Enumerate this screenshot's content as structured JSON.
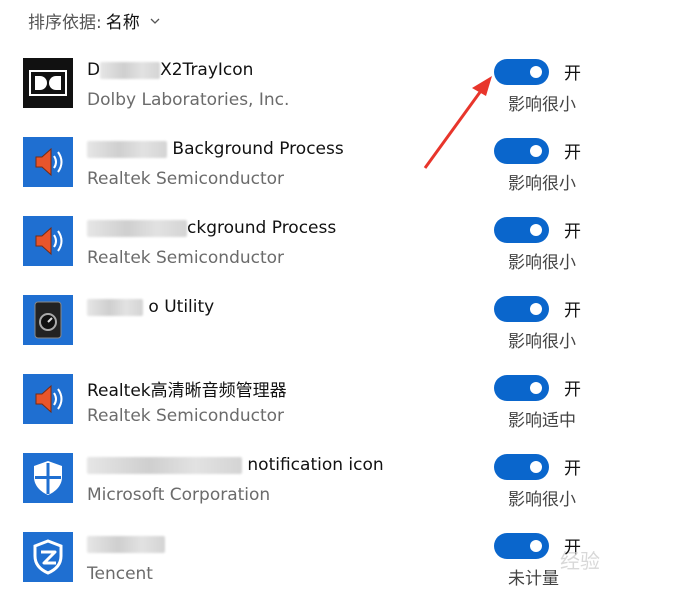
{
  "sort": {
    "label": "排序依据:",
    "value": "名称"
  },
  "apps": [
    {
      "name_visible": "X2TrayIcon",
      "name_prefix": "D",
      "publisher": "Dolby Laboratories, Inc.",
      "state": "开",
      "impact": "影响很小",
      "icon": "dolby-icon",
      "enabled": true
    },
    {
      "name_visible": "Background Process",
      "name_prefix": "",
      "publisher": "Realtek Semiconductor",
      "state": "开",
      "impact": "影响很小",
      "icon": "speaker-icon",
      "enabled": true
    },
    {
      "name_visible": "ckground Process",
      "name_prefix": "",
      "publisher": "Realtek Semiconductor",
      "state": "开",
      "impact": "影响很小",
      "icon": "speaker-icon",
      "enabled": true
    },
    {
      "name_visible": "o Utility",
      "name_prefix": "",
      "publisher": "",
      "state": "开",
      "impact": "影响很小",
      "icon": "utility-icon",
      "enabled": true
    },
    {
      "name_visible": "Realtek高清晰音频管理器",
      "name_prefix": "",
      "publisher": "Realtek Semiconductor",
      "state": "开",
      "impact": "影响适中",
      "icon": "speaker-icon",
      "enabled": true
    },
    {
      "name_visible": "notification icon",
      "name_prefix": "",
      "publisher": "Microsoft Corporation",
      "state": "开",
      "impact": "影响很小",
      "icon": "shield-icon",
      "enabled": true
    },
    {
      "name_visible": "",
      "name_prefix": "",
      "publisher": "Tencent",
      "state": "开",
      "impact": "未计量",
      "icon": "tencent-shield-icon",
      "enabled": true
    }
  ],
  "colors": {
    "toggle_on": "#0a66cc",
    "icon_bg": "#1f6fd1",
    "arrow": "#e8352b"
  },
  "watermark": "经验"
}
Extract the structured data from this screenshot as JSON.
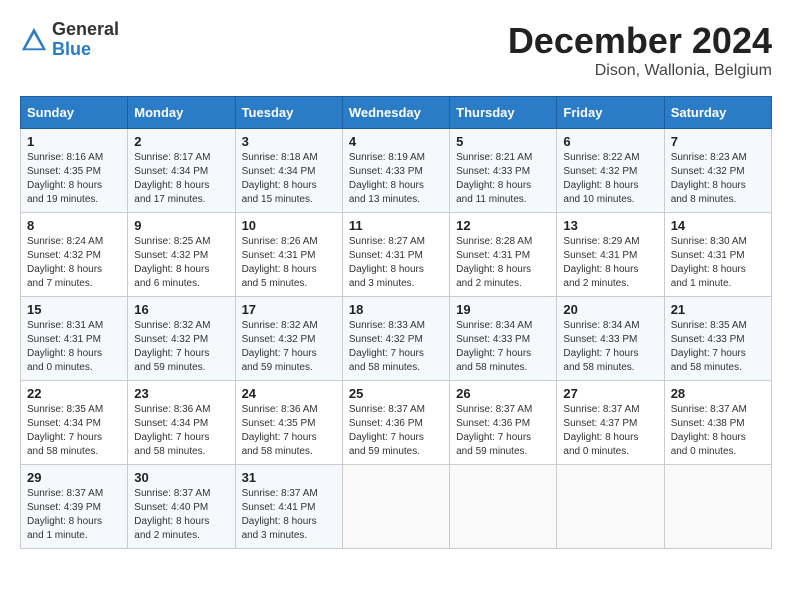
{
  "header": {
    "logo_general": "General",
    "logo_blue": "Blue",
    "month_title": "December 2024",
    "location": "Dison, Wallonia, Belgium"
  },
  "days_of_week": [
    "Sunday",
    "Monday",
    "Tuesday",
    "Wednesday",
    "Thursday",
    "Friday",
    "Saturday"
  ],
  "weeks": [
    [
      {
        "day": "1",
        "sunrise": "8:16 AM",
        "sunset": "4:35 PM",
        "daylight": "8 hours and 19 minutes."
      },
      {
        "day": "2",
        "sunrise": "8:17 AM",
        "sunset": "4:34 PM",
        "daylight": "8 hours and 17 minutes."
      },
      {
        "day": "3",
        "sunrise": "8:18 AM",
        "sunset": "4:34 PM",
        "daylight": "8 hours and 15 minutes."
      },
      {
        "day": "4",
        "sunrise": "8:19 AM",
        "sunset": "4:33 PM",
        "daylight": "8 hours and 13 minutes."
      },
      {
        "day": "5",
        "sunrise": "8:21 AM",
        "sunset": "4:33 PM",
        "daylight": "8 hours and 11 minutes."
      },
      {
        "day": "6",
        "sunrise": "8:22 AM",
        "sunset": "4:32 PM",
        "daylight": "8 hours and 10 minutes."
      },
      {
        "day": "7",
        "sunrise": "8:23 AM",
        "sunset": "4:32 PM",
        "daylight": "8 hours and 8 minutes."
      }
    ],
    [
      {
        "day": "8",
        "sunrise": "8:24 AM",
        "sunset": "4:32 PM",
        "daylight": "8 hours and 7 minutes."
      },
      {
        "day": "9",
        "sunrise": "8:25 AM",
        "sunset": "4:32 PM",
        "daylight": "8 hours and 6 minutes."
      },
      {
        "day": "10",
        "sunrise": "8:26 AM",
        "sunset": "4:31 PM",
        "daylight": "8 hours and 5 minutes."
      },
      {
        "day": "11",
        "sunrise": "8:27 AM",
        "sunset": "4:31 PM",
        "daylight": "8 hours and 3 minutes."
      },
      {
        "day": "12",
        "sunrise": "8:28 AM",
        "sunset": "4:31 PM",
        "daylight": "8 hours and 2 minutes."
      },
      {
        "day": "13",
        "sunrise": "8:29 AM",
        "sunset": "4:31 PM",
        "daylight": "8 hours and 2 minutes."
      },
      {
        "day": "14",
        "sunrise": "8:30 AM",
        "sunset": "4:31 PM",
        "daylight": "8 hours and 1 minute."
      }
    ],
    [
      {
        "day": "15",
        "sunrise": "8:31 AM",
        "sunset": "4:31 PM",
        "daylight": "8 hours and 0 minutes."
      },
      {
        "day": "16",
        "sunrise": "8:32 AM",
        "sunset": "4:32 PM",
        "daylight": "7 hours and 59 minutes."
      },
      {
        "day": "17",
        "sunrise": "8:32 AM",
        "sunset": "4:32 PM",
        "daylight": "7 hours and 59 minutes."
      },
      {
        "day": "18",
        "sunrise": "8:33 AM",
        "sunset": "4:32 PM",
        "daylight": "7 hours and 58 minutes."
      },
      {
        "day": "19",
        "sunrise": "8:34 AM",
        "sunset": "4:33 PM",
        "daylight": "7 hours and 58 minutes."
      },
      {
        "day": "20",
        "sunrise": "8:34 AM",
        "sunset": "4:33 PM",
        "daylight": "7 hours and 58 minutes."
      },
      {
        "day": "21",
        "sunrise": "8:35 AM",
        "sunset": "4:33 PM",
        "daylight": "7 hours and 58 minutes."
      }
    ],
    [
      {
        "day": "22",
        "sunrise": "8:35 AM",
        "sunset": "4:34 PM",
        "daylight": "7 hours and 58 minutes."
      },
      {
        "day": "23",
        "sunrise": "8:36 AM",
        "sunset": "4:34 PM",
        "daylight": "7 hours and 58 minutes."
      },
      {
        "day": "24",
        "sunrise": "8:36 AM",
        "sunset": "4:35 PM",
        "daylight": "7 hours and 58 minutes."
      },
      {
        "day": "25",
        "sunrise": "8:37 AM",
        "sunset": "4:36 PM",
        "daylight": "7 hours and 59 minutes."
      },
      {
        "day": "26",
        "sunrise": "8:37 AM",
        "sunset": "4:36 PM",
        "daylight": "7 hours and 59 minutes."
      },
      {
        "day": "27",
        "sunrise": "8:37 AM",
        "sunset": "4:37 PM",
        "daylight": "8 hours and 0 minutes."
      },
      {
        "day": "28",
        "sunrise": "8:37 AM",
        "sunset": "4:38 PM",
        "daylight": "8 hours and 0 minutes."
      }
    ],
    [
      {
        "day": "29",
        "sunrise": "8:37 AM",
        "sunset": "4:39 PM",
        "daylight": "8 hours and 1 minute."
      },
      {
        "day": "30",
        "sunrise": "8:37 AM",
        "sunset": "4:40 PM",
        "daylight": "8 hours and 2 minutes."
      },
      {
        "day": "31",
        "sunrise": "8:37 AM",
        "sunset": "4:41 PM",
        "daylight": "8 hours and 3 minutes."
      },
      null,
      null,
      null,
      null
    ]
  ]
}
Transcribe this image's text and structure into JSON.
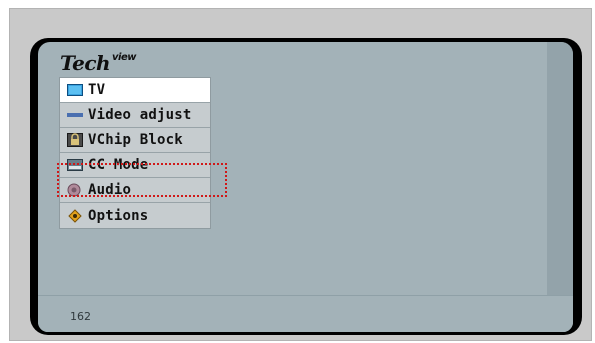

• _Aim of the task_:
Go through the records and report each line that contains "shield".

• _Solution_:
      "icon": "shield-icon",
      "icon": "tencent-shield-icon",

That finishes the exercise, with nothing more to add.